"We feel like we're rushing to catch up," said Connie Vincent, the school district's curriculum/instructional coordinator, "but I recently participated in a webinar about online CSAP testing and realized we're in the middle of the pack."
The state is adding impetus to the need to expand infrastructure throughout the school district — in 2014, CSAP tests will be taken and submitted electronically. Gone will be the days of distributing, administering, collecting and transporting a semi-load of test packets to Denver. More importantly for improving instruction, results will be available much more quickly.
Embracing technology can have its downside. Theft and abuse are two potential problems. Suppes proudly states he can account for every portable device at HHS. Clay points out theft is always a concern, but in a recent case administrators were able to track down an iPhone through an embedded GPS program. Many devices are equipped with similar tracking programs.
"The more technology you have in the classroom every day, the less likely kids are to take it because they have access to it all the time," Clay said.
When it comes to abuse — such as cyberbullying accessing inappropriate material on the Internet — Suppes said HHS has a zero tolerance policy.
"We will take the device away if an incident occurs at school," Suppes said. Outside of the school day, he encourages parents to contact law enforcement if they have issues.
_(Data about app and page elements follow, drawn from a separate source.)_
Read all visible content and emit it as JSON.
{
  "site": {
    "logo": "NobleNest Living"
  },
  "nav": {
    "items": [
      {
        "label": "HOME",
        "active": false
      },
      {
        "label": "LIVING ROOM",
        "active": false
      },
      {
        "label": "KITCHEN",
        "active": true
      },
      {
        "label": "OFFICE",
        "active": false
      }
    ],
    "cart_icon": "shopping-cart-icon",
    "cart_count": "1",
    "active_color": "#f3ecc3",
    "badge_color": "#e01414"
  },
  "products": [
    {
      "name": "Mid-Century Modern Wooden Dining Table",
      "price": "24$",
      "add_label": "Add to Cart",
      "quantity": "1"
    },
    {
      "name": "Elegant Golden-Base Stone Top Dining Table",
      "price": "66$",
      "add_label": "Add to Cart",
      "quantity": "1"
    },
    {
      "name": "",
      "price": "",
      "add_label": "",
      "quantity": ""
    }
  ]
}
"Our goal is to teach kids technology is a tool," Clay said. "Can it be used as a bad thing? Sure. A lot of things can be used as bad things.
"But technology is the wave of the future. The challenge for the school district to find funding for the infrastructure to make sure our kids have access to it."
"This is how kids think these days," he added.
"The kids are pushing the envelope for us," Suppes agreed. "We need to fully embrace technology and stop hindering them."blog comments powered by Disqus